The researchers hypothesized that patients with atypical sleep or pathological wakefulness were more likely to fail an SBT. In addition to conventional scoring, they used a digital scoring system that produces a number of EEG markers — odds ratio product (ORP) and spindle characteristics — that are relevant to identify pathological wakefulness and atypical sleep, as well as possible cerebral pathology.
“ORP is highly correlated with arousability and is therefore a valid index of sleep depth. One of its advantages is that it can distinguish between different levels of wakefulness since the awake range extends from 2.5 (full wakefulness) to 1.8 (epochs still scored wake but contain some sleep features). This would make it particularly useful for identifying Pathological Wakefulness in which wake EEG contains some sleep features,” the researchers wrote.
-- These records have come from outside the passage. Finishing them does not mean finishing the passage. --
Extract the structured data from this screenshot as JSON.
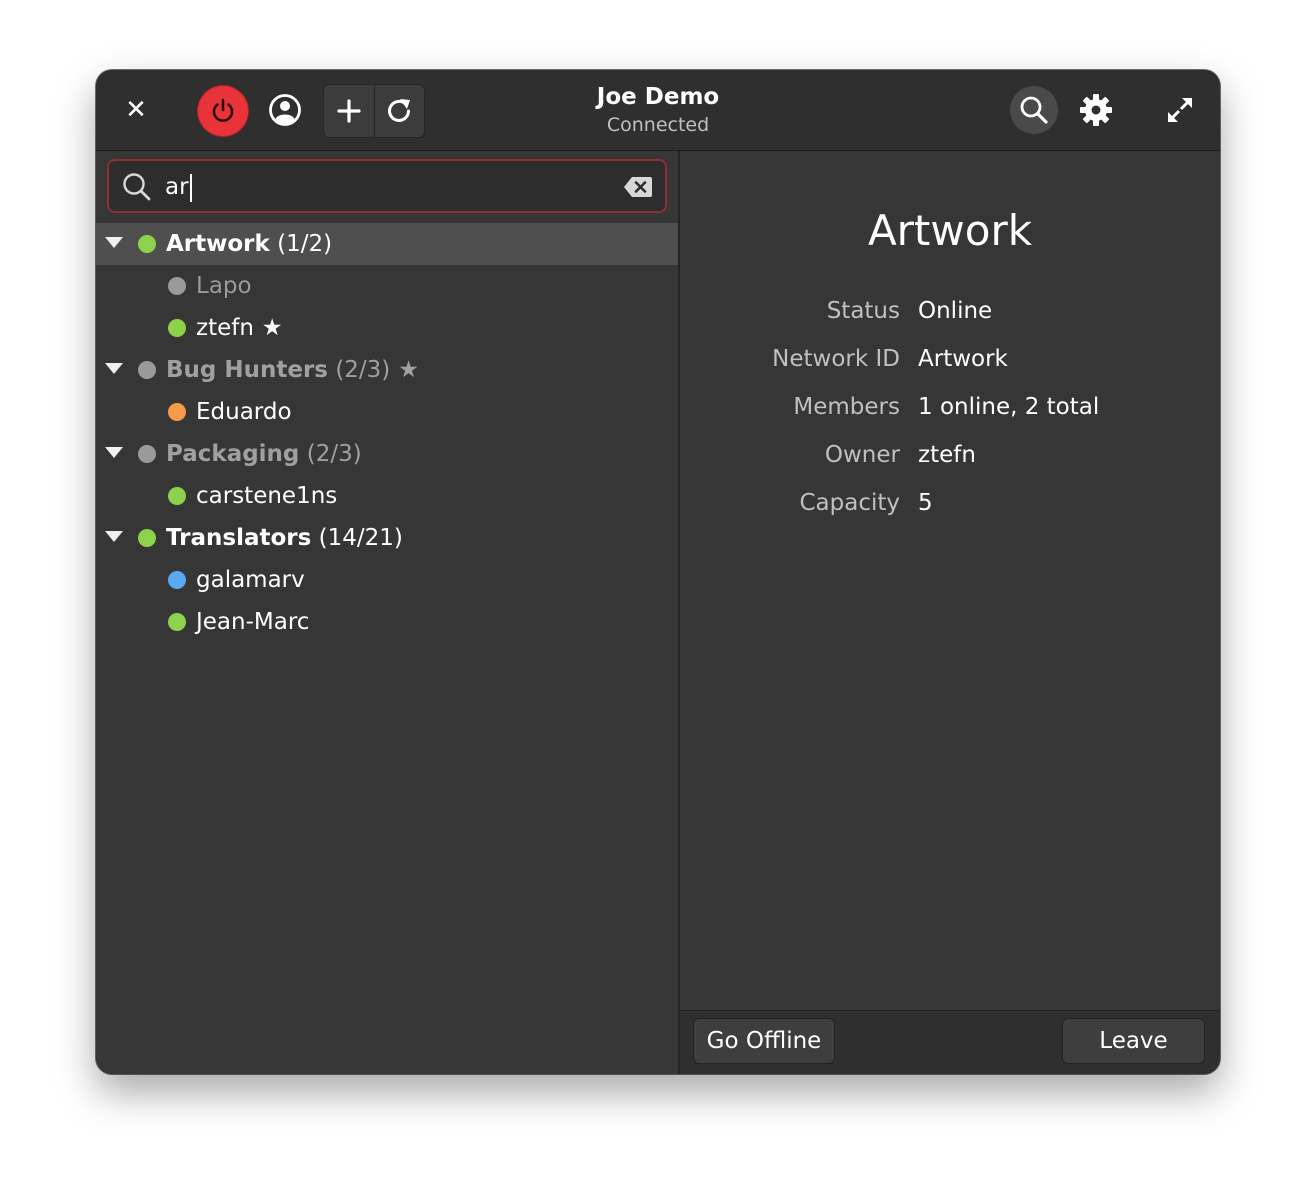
{
  "header": {
    "title": "Joe Demo",
    "subtitle": "Connected",
    "close_glyph": "✕",
    "icons": {
      "close": "close-icon",
      "power": "power-icon",
      "user": "user-icon",
      "add": "plus-icon",
      "refresh": "refresh-icon",
      "search": "search-icon",
      "settings": "gear-icon",
      "expand": "expand-icon"
    },
    "colors": {
      "power_bg": "#e8333b"
    }
  },
  "search": {
    "value": "ar"
  },
  "tree": {
    "groups": [
      {
        "name": "Artwork",
        "count": "(1/2)",
        "status": "online",
        "star": "",
        "selected": true,
        "members": [
          {
            "name": "Lapo",
            "status": "offline",
            "star": ""
          },
          {
            "name": "ztefn",
            "status": "online",
            "star": "★"
          }
        ]
      },
      {
        "name": "Bug Hunters",
        "count": "(2/3)",
        "status": "offline",
        "star": "★",
        "selected": false,
        "members": [
          {
            "name": "Eduardo",
            "status": "away",
            "star": ""
          }
        ]
      },
      {
        "name": "Packaging",
        "count": "(2/3)",
        "status": "offline",
        "star": "",
        "selected": false,
        "members": [
          {
            "name": "carstene1ns",
            "status": "online",
            "star": ""
          }
        ]
      },
      {
        "name": "Translators",
        "count": "(14/21)",
        "status": "online",
        "star": "",
        "selected": false,
        "members": [
          {
            "name": "galamarv",
            "status": "busy",
            "star": ""
          },
          {
            "name": "Jean-Marc",
            "status": "online",
            "star": ""
          }
        ]
      }
    ],
    "status_colors": {
      "online": "#8ed14a",
      "offline": "#9a9a9a",
      "away": "#f79a4a",
      "busy": "#5aa9f0"
    }
  },
  "details": {
    "title": "Artwork",
    "rows": [
      {
        "key": "Status",
        "value": "Online"
      },
      {
        "key": "Network ID",
        "value": "Artwork"
      },
      {
        "key": "Members",
        "value": "1 online, 2 total"
      },
      {
        "key": "Owner",
        "value": "ztefn"
      },
      {
        "key": "Capacity",
        "value": "5"
      }
    ]
  },
  "footer": {
    "go_offline_label": "Go Offline",
    "leave_label": "Leave"
  }
}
They analyzed data from 37 mechanically ventilated patients treated at three Toronto-area hospitals, scheduled for a SBT, to assess their readiness for breathing on their own.
All patients had underground polysomnography for 15 hours prior to the SBT test, and 31 had the ORP analysis.
The SBT test was successful in 19 of the patients, but eight did not have their breathing tubes removed due to other clinical issues. SBT was unsuccessful in 18 patients.
Classical sleep stages determined solely by conventional sleep scoring guidelines were not associated with success or failure of SBT.
“The high prevalence of stages referred to as pathological wakefulness or atypical sleep made the classical scoring of sleep of limited value and the distribution of sleep stages did not differ,” the researchers wrote.
Longer duration of full wakefulness (ORP score >2.2) was highly correlated with successful SBT and extubation and the degree of wakefulness was clearly lower in patients who failed SBT based on ORP assessment.
In addition, poor correlation between sleep depth in the right and left brain hemispheres was also highly predictive of SBT failure.
“The lack of synchronicity between the two parts of the brain seen in some patients was a complete surprise to us,” Brochard said.
He noted that correlation of sleep depth between the left and right brain hemispheres is a characteristic of sleep studies in normal participants and those with chronic sleep disorders.
The finding that nearly half the patients in the ICU study exhibited discordant sleep depth between the two brain hemispheres was characterized as “remarkable and highly significant” by the researchers, and highly predictive of SBT failure.
“Although it is not possible at present to determine why SBT failure and poor right/left correlation are associated, the finding that a poor correlation is associated with severe pathological wakefulness suggests a possible link,” they wrote.
They added that this phenomenon of regional differences in sleep — some parts of the brain are asleep while others are awake, and often called uni-hemispheric sleep — is seen in dolphins and related mammals, as well as in birds that must go for long periods without sleep.
“It is possible that this primitive adaptive mechanism is reactivated in humans under conditions where natural sleep is deemed by the individual to be unsafe,” the authors wrote.
Study limitations included those “intrinsic” to the classical sleep scoring process, they noted. Also, “Assessment of hemispheric EEG correlation with the [right/left] ORP was not correlated with specific neurological investigation but there were no clinical grounds to suspect the presence of primary brain disease,” the authors stated.
The study was funded by the French Intensive Care Society, the European Respiratory Society, the 2015 Bernhard Dräger Award for advanced treatment of ARF of the European Society of Intensive Care Medicine, the Assistance Publique Hôpitaux de Paris, the Fondation pour la Recherche Médicale, and MitacsGlobalink Sorbonne Universités.
Younes disclosed relevant relationships with Cerebra Health. Brochard disclosed holding the Keenan Chair in Critical Care and Acute Respiratory Failure, and relevant relationships with Covidien, Air Liquide, Philips, and Fisher Paykel. Co-authors disclosed support from, or relevant relationships with, Pulsion Medical Sysem, Lungpacer, and Mahidol University.